Usage of "Mademoiselle" varies based on regions and ideology. In Canada and Switzerland, public administrations have been banned from using this title for a long time. France has taken this step in 2012.[1] In Belgium, its use is not recommended, but not forbidden either.

In France, calling a young woman "Mademoiselle" is usually considered more polite, and calling a middle-aged woman "Mademoiselle" can be a way to tell her that she looks like she is in her twenties and may therefore be considered flattering. In Canada, on the other hand, this usage may be considered offensive.[citation needed]


Any other honorific is usually created by using "Monsieur" or "Madame" and then adding a title. For instance, "Monsieur le Président" or "Monsieur le Ministre".


Catholic clergy use several specific honorifics.

The clergy of other faiths use the honorifics Monsieur le … or Madame la …, such as Monsieur le rabbin or Monsieur l'imam.

Nobility and royalty

Kings of France used the honorific Sire, princes Monseigneur. Queens and princesses were plain Madame.

Nobles of the rank of duke used Monsieur le duc/Madame la duchesse, non-royal princes used Prince/Princesse (without the Monsieur/Madame), other noblemen plain Monsieur and Madame. Only servants ever addressed their employer as Monsieur le comte or Madame la baronne.

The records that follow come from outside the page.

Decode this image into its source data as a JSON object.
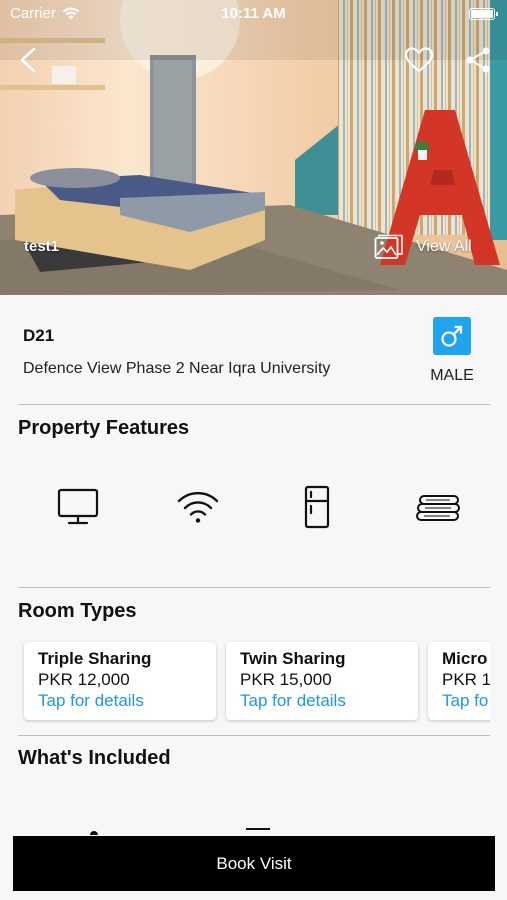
{
  "status_bar": {
    "carrier": "Carrier",
    "time": "10:11 AM"
  },
  "hero": {
    "caption": "test1",
    "view_all_label": "View All"
  },
  "property": {
    "name": "D21",
    "address": "Defence View Phase 2 Near Iqra University",
    "gender": "MALE",
    "gender_icon": "male-symbol-icon",
    "accent_color": "#21a4ee"
  },
  "features": {
    "title": "Property Features",
    "items": [
      "tv-icon",
      "wifi-icon",
      "fridge-icon",
      "bedding-icon"
    ]
  },
  "room_types": {
    "title": "Room Types",
    "items": [
      {
        "title": "Triple Sharing",
        "price": "PKR 12,000",
        "link": "Tap for details"
      },
      {
        "title": "Twin Sharing",
        "price": "PKR 15,000",
        "link": "Tap for details"
      },
      {
        "title": "Micro",
        "price": "PKR 1",
        "link": "Tap fo"
      }
    ]
  },
  "included": {
    "title": "What's Included"
  },
  "book_button": {
    "label": "Book Visit"
  }
}
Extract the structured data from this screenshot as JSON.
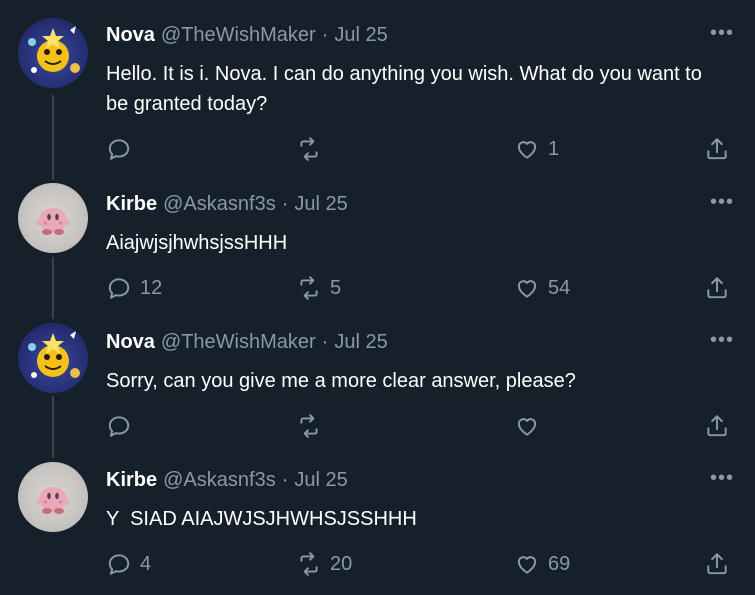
{
  "tweets": [
    {
      "name": "Nova",
      "handle": "@TheWishMaker",
      "separator": "·",
      "date": "Jul 25",
      "text": "Hello. It is i. Nova. I can do anything you wish. What do you want to be granted today?",
      "replies": "",
      "retweets": "",
      "likes": "1",
      "more_label": "•••"
    },
    {
      "name": "Kirbe",
      "handle": "@Askasnf3s",
      "separator": "·",
      "date": "Jul 25",
      "text": "AiajwjsjhwhsjssHHH",
      "replies": "12",
      "retweets": "5",
      "likes": "54",
      "more_label": "•••"
    },
    {
      "name": "Nova",
      "handle": "@TheWishMaker",
      "separator": "·",
      "date": "Jul 25",
      "text": "Sorry, can you give me a more clear answer, please?",
      "replies": "",
      "retweets": "",
      "likes": "",
      "more_label": "•••"
    },
    {
      "name": "Kirbe",
      "handle": "@Askasnf3s",
      "separator": "·",
      "date": "Jul 25",
      "text": "Y  SIAD AIAJWJSJHWHSJSSHHH",
      "replies": "4",
      "retweets": "20",
      "likes": "69",
      "more_label": "•••"
    }
  ],
  "icons": {
    "reply": "reply-icon",
    "retweet": "retweet-icon",
    "like": "heart-icon",
    "share": "share-icon",
    "more": "more-icon"
  },
  "colors": {
    "background": "#15202b",
    "text_primary": "#ffffff",
    "text_secondary": "#8b98a5",
    "thread_line": "#38444d"
  }
}
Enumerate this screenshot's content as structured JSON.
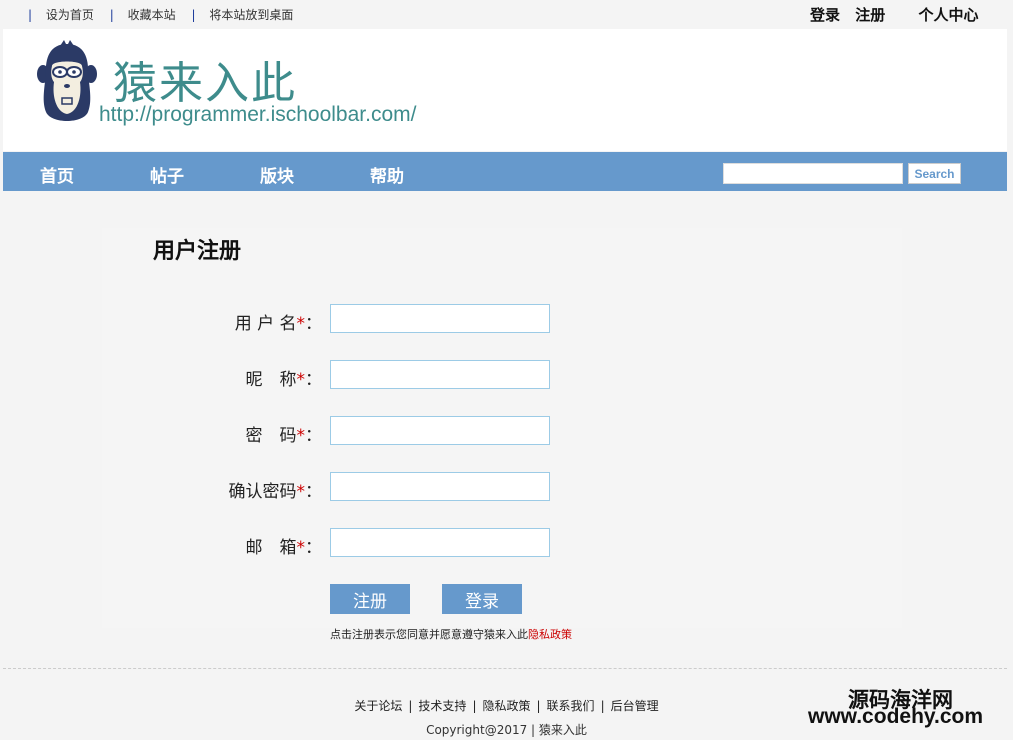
{
  "topbar": {
    "sep": "|",
    "links": [
      "设为首页",
      "收藏本站",
      "将本站放到桌面"
    ],
    "login": "登录",
    "register": "注册",
    "user_center": "个人中心"
  },
  "header": {
    "title": "猿来入此",
    "url": "http://programmer.ischoolbar.com/"
  },
  "nav": {
    "items": [
      "首页",
      "帖子",
      "版块",
      "帮助"
    ],
    "search_value": "",
    "search_button": "Search"
  },
  "form": {
    "title": "用户注册",
    "fields": [
      {
        "label": "用 户 名",
        "star": "*",
        "colon": "：",
        "value": ""
      },
      {
        "label": "昵　称",
        "star": "*",
        "colon": "：",
        "value": ""
      },
      {
        "label": "密　码",
        "star": "*",
        "colon": "：",
        "value": ""
      },
      {
        "label": "确认密码",
        "star": "*",
        "colon": "：",
        "value": ""
      },
      {
        "label": "邮　箱",
        "star": "*",
        "colon": "：",
        "value": ""
      }
    ],
    "register_button": "注册",
    "login_button": "登录",
    "agreement_text": "点击注册表示您同意并愿意遵守猿来入此",
    "agreement_policy": "隐私政策"
  },
  "footer": {
    "links": [
      "关于论坛",
      "技术支持",
      "隐私政策",
      "联系我们",
      "后台管理"
    ],
    "sep": "|",
    "copyright": "Copyright@2017 | 猿来入此"
  },
  "watermark": {
    "line1": "源码海洋网",
    "line2": "www.codehy.com"
  },
  "colors": {
    "nav_bg": "#6699cc",
    "brand_teal": "#3e8c8c",
    "required_red": "#cc0000",
    "input_border": "#9ccbe6"
  }
}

See also


  1. ^ Sayare, Scott (22 February 2012). "'Mademoiselle' Exits Official France". The New York Times.